It always brings a smile to my face when I read an article in a mainstream -- read non-industry specific trade -- publication that picks up on specific Spend Management topics that a general business audience should know about, but often does not. And it makes me even happier when I read one of these pieces and unexpectedly see a friend and expert not only quoted, but featured as the subject matter expert. That's what happened when I opened the virtual pages of this Forbes article which takes a look at the challenges of logistics and supply risk within China. In the piece, AMR's own Mark Hillman is interviewed by a Forbes columnist with a strong perspective on the subject matter as well.
What are some of the more interesting tidbits that I found in the discussion? For one, the cost of China toll roads is one. According to the piece, "One factor that impacts heavily on Chinese logistics is the cost of moving goods through the many road tolls. Trucking a 40-foot container from Beijing to Shanghai can cost as much as $400 in tolls (along toll roads). The alternative is non-toll roads and endless congestion." Another is China's mounting garbage problem: "Part of becoming a major manufacturer and a nation of consumers is the dreadful increase in refuse production. China now produces 190 million tons of trash a year, and that outdistances even the U.S."

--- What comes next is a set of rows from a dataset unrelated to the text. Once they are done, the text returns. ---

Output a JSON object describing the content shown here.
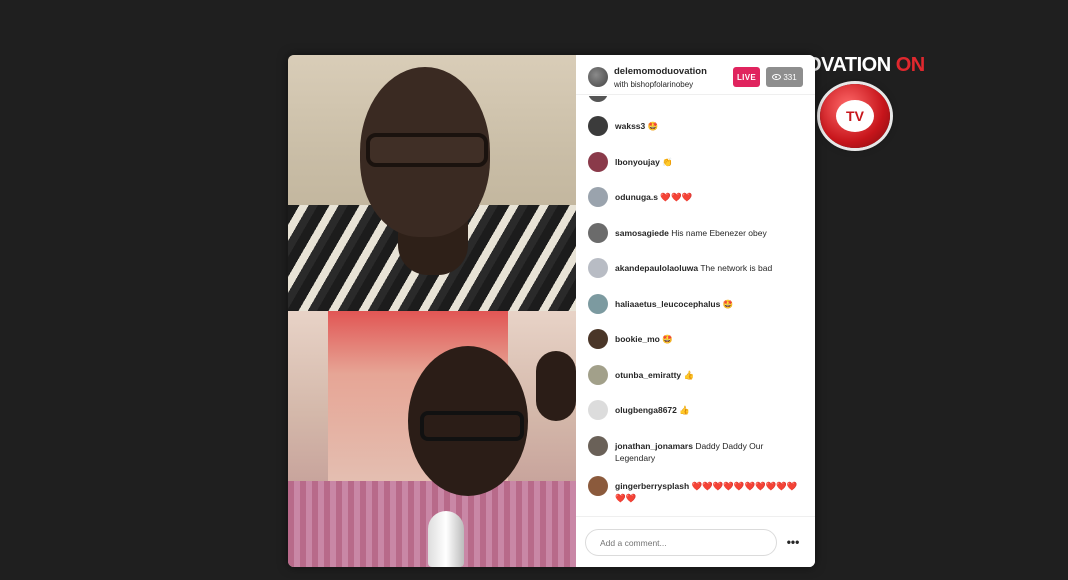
{
  "brand": {
    "text_main": "OVATION",
    "text_accent": "ON",
    "logo_text": "TV",
    "accent_color": "#e0282e"
  },
  "live": {
    "host_name": "delemomoduovation",
    "with_text": "with bishopfolarinobey",
    "live_badge": "LIVE",
    "viewer_count": "331",
    "live_color": "#e0245e"
  },
  "comments": [
    {
      "user": "wakss3",
      "text": "🤩",
      "avatar_color": "#3b3b3b"
    },
    {
      "user": "lbonyoujay",
      "text": "👏",
      "avatar_color": "#8a3a4a"
    },
    {
      "user": "odunuga.s",
      "text": "❤️❤️❤️",
      "avatar_color": "#9aa3ad"
    },
    {
      "user": "samosagiede",
      "text": "His name Ebenezer obey",
      "avatar_color": "#6b6b6b"
    },
    {
      "user": "akandepaulolaoluwa",
      "text": "The network is bad",
      "avatar_color": "#b8bcc4"
    },
    {
      "user": "haliaaetus_leucocephalus",
      "text": "🤩",
      "avatar_color": "#7c9aa0"
    },
    {
      "user": "bookie_mo",
      "text": "🤩",
      "avatar_color": "#4a3628"
    },
    {
      "user": "otunba_emiratty",
      "text": "👍",
      "avatar_color": "#a2a08a"
    },
    {
      "user": "olugbenga8672",
      "text": "👍",
      "avatar_color": "#dcdcdc"
    },
    {
      "user": "jonathan_jonamars",
      "text": "Daddy Daddy Our Legendary",
      "avatar_color": "#6a6158"
    },
    {
      "user": "gingerberrysplash",
      "text": "❤️❤️❤️❤️❤️❤️❤️❤️❤️❤️❤️❤️",
      "avatar_color": "#8b5a3c"
    }
  ],
  "footer": {
    "comment_placeholder": "Add a comment...",
    "more_label": "•••"
  },
  "icons": {
    "viewers": "eye-icon",
    "more": "more-options-icon"
  }
}
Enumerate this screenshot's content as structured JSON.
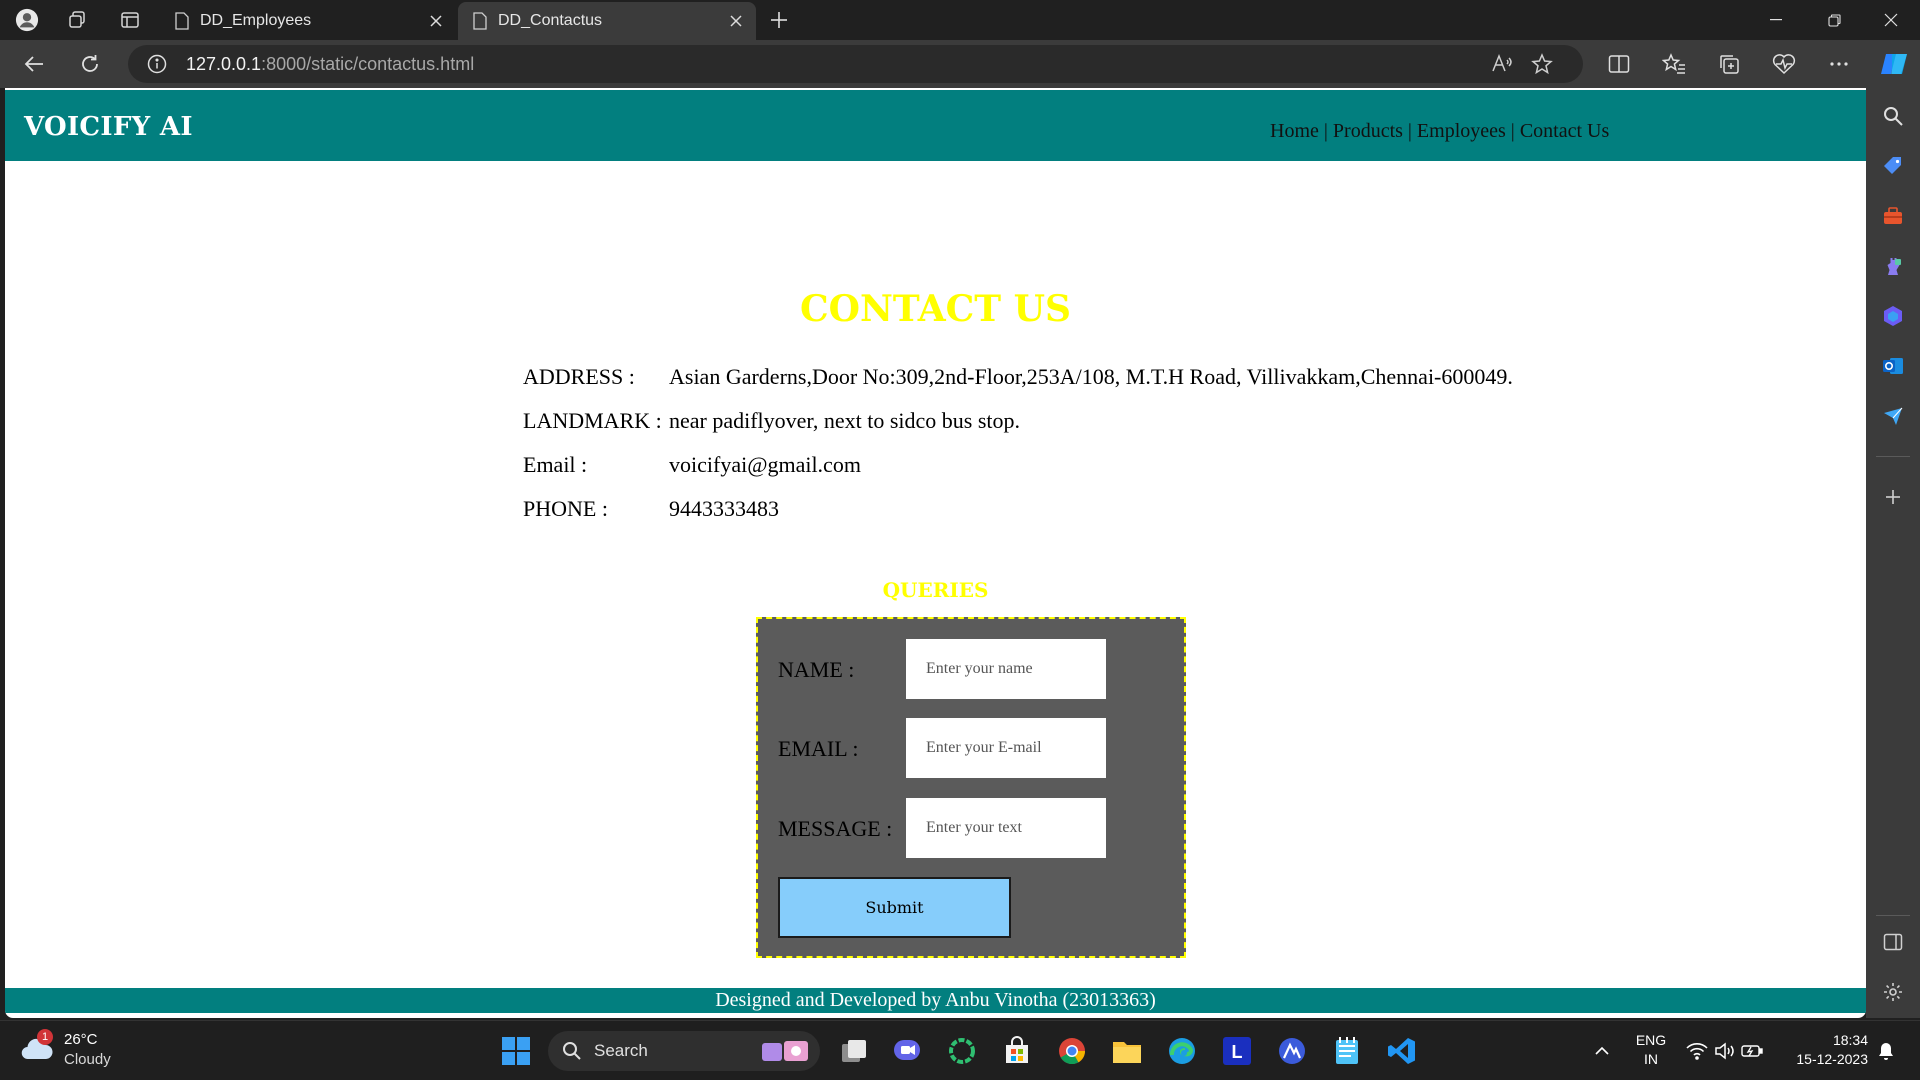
{
  "browser": {
    "tabs": [
      {
        "title": "DD_Employees",
        "active": false
      },
      {
        "title": "DD_Contactus",
        "active": true
      }
    ],
    "url_host": "127.0.0.1",
    "url_rest": ":8000/static/contactus.html"
  },
  "site": {
    "brand": "VOICIFY AI",
    "nav": {
      "home": "Home",
      "products": "Products",
      "employees": "Employees",
      "contact": "Contact Us",
      "separator": "|"
    },
    "contact_title": "CONTACT US",
    "info": [
      {
        "label": "ADDRESS :",
        "value": "Asian Garderns,Door No:309,2nd-Floor,253A/108, M.T.H Road, Villivakkam,Chennai-600049."
      },
      {
        "label": "LANDMARK :",
        "value": "near padiflyover, next to sidco bus stop."
      },
      {
        "label": "Email :",
        "value": "voicifyai@gmail.com"
      },
      {
        "label": "PHONE :",
        "value": "9443333483"
      }
    ],
    "queries_title": "QUERIES",
    "form": {
      "name_label": "NAME :",
      "name_placeholder": "Enter your name",
      "email_label": "EMAIL :",
      "email_placeholder": "Enter your E-mail",
      "message_label": "MESSAGE :",
      "message_placeholder": "Enter your text",
      "submit_label": "Submit"
    },
    "footer": "Designed and Developed by Anbu Vinotha (23013363)"
  },
  "taskbar": {
    "weather_temp": "26°C",
    "weather_condition": "Cloudy",
    "weather_badge": "1",
    "search_label": "Search",
    "lang_line1": "ENG",
    "lang_line2": "IN",
    "time": "18:34",
    "date": "15-12-2023"
  },
  "colors": {
    "header_teal": "#027f7f",
    "title_yellow": "#ffff00",
    "form_bg": "#5b5b5b",
    "submit_blue": "#86cdfb"
  }
}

Later in the interview section of the article, Mark does a good job summing up some of the factors that drive the total cost of doing business in the region: "The major impacts of China sourcing are increases both in lead times and in lead time variability, which often leads to a requirement to stage more inventory at various levels of the supply chain to buffer against that increased variability, and that activity eats away at the cost benefits of the procured supply. One client of ours uses the rule of thumb that 'if the cost difference of a part that I am considering for China sourcing is not at least 30%, I don't even consider it, because the cost benefit will usually be negated by inventory, freight and expediting costs and reduced agility for my supply chain.'" And that's not even quantifying less tangible risk elements such as raw material shortages or price hikes, supplier financial viability issues, or the IP risks of doing business in the region.